·Handwriting is associated with traditional schooling.
Handwriting is often associated with traditional schooling, which means that it’s seen as a tool used by teachers to help students learn material during school years; this can lead to perceptions about handwriting being negative in some cases (as well as the idea that there’s no point in learning how to write by hand when you can simply type everything out instead).
·Handwriting is seen as an individual activity while typing tends to be viewed as a collaborative effort.
Typing notes tend to be seen as a collaborative effort between multiple individuals; this means that it may seem easier for people to work together on typed notes than on handwritten notes.
·Handwriting is often seen as more personal than typing.
Handwriting is often seen as more personal than typing; this means that it can be easier to feel like you’re intruding on someone’s privacy when you read their handwritten notes versus typed notes, which can make it harder to read through the handwriting of others in some cases.
·Handwritten notes tend to be perceived as less organized than typed notes.
Many people assume that handwritten notes tend to be less organized than typed notes; this can make it harder for intelligent people who prefer handwriting over typing (or vice versa) to feel confident about their note-taking skills overall, which may cause them to struggle with note-taking over time, especially if they’re put on the spot and asked questions about their note-taking skills or asked to write something down during a meeting of some kind.
How Does Our Environment Shape Our Writing?
- Writing is seen as a tool for getting information out of our heads, rather than keeping the information in our heads.
- Writing is often viewed as a tool for getting information out of our heads and onto paper or some other surface; this means that people may feel like they have to write down everything they know (or think they know) when they’re taking notes, which can cause them to take excessive amounts of notes and end up with pages and pages of notes that are difficult to review later on.
- Writing is associated with the physical act of writing itself, rather than the intellectual process of writing.
- Writing is seen as something we do when we’re in school or at work, rather than something we use in everyday life.
- Handwriting tends to be viewed as more individualized than typing, which means that it can be harder to work together on handwritten notes.

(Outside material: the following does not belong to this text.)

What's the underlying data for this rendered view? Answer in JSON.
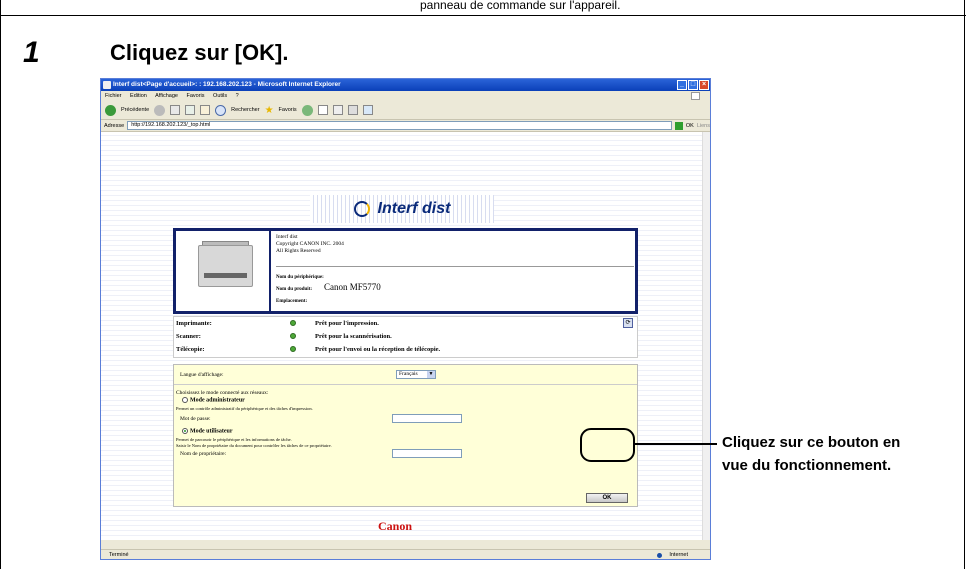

Everyone has bad handwriting to some extent. The important thing is to understand how your particular set of challenges impacts your handwriting, and what steps you can take to improve it. If you’re in a stressful environment, take the time to find a clean and quiet area where you can focus on your handwriting. If you’re in pain or feeling stressed, don’t push yourself to write. If you’re someone with high levels of intelligence, it can be tempting to look down on people who struggle with handwriting. However, it’s important to keep in mind that every skill comes with its own set of challenges. You may be frustrated by your handwriting, or that of others, but try not to judge people for it. Everyone has their own set of challenges, and there are ways to overcome them.